■ REQUIRED ACTION ■
Scan the records for the word "icon". Report each line where it occurs.
━━━━━━
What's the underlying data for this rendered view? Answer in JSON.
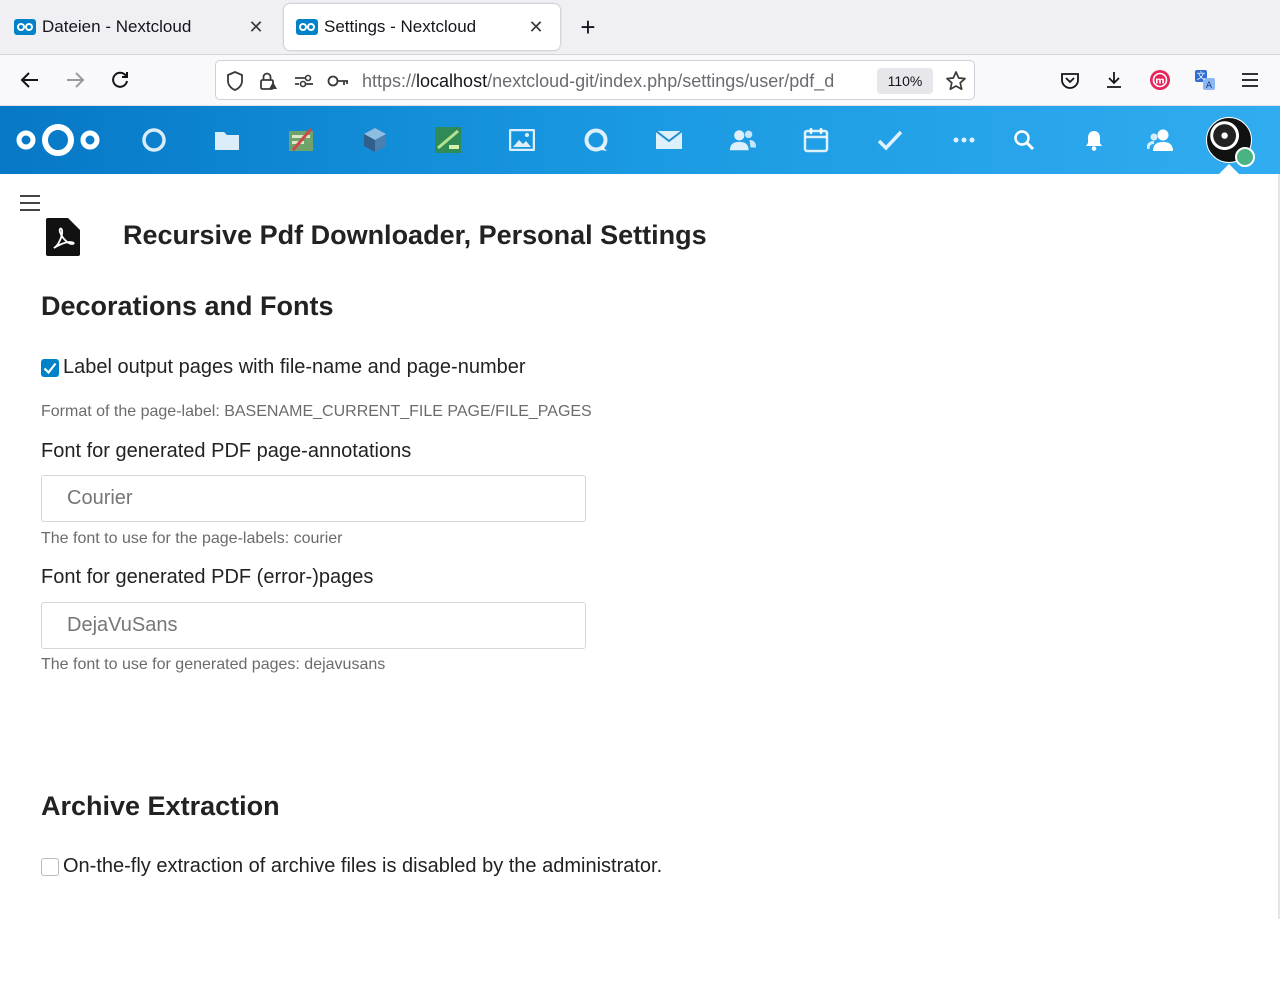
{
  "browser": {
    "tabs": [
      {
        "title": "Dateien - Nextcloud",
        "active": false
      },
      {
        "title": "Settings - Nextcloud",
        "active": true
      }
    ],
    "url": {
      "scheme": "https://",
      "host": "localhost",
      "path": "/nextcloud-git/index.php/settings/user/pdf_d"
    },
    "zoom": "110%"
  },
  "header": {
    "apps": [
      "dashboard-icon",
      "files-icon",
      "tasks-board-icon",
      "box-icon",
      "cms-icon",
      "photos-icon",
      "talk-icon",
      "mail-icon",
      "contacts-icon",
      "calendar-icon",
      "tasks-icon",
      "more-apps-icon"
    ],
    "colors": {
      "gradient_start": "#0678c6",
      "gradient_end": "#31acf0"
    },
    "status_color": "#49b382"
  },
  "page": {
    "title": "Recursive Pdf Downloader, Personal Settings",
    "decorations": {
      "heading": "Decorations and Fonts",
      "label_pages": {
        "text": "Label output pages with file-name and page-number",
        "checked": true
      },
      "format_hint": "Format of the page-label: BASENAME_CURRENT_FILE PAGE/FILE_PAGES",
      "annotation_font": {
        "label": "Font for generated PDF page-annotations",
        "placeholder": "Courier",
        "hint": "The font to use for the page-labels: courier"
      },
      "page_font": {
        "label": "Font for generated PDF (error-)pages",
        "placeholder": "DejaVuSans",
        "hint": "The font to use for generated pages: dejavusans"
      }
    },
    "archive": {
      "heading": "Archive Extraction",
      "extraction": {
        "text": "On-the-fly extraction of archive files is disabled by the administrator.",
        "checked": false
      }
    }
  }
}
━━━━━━
■ FINAL ANSWER ■
      "dashboard-icon",
      "files-icon",
      "tasks-board-icon",
      "box-icon",
      "cms-icon",
      "photos-icon",
      "talk-icon",
      "mail-icon",
      "contacts-icon",
      "calendar-icon",
      "tasks-icon",
      "more-apps-icon"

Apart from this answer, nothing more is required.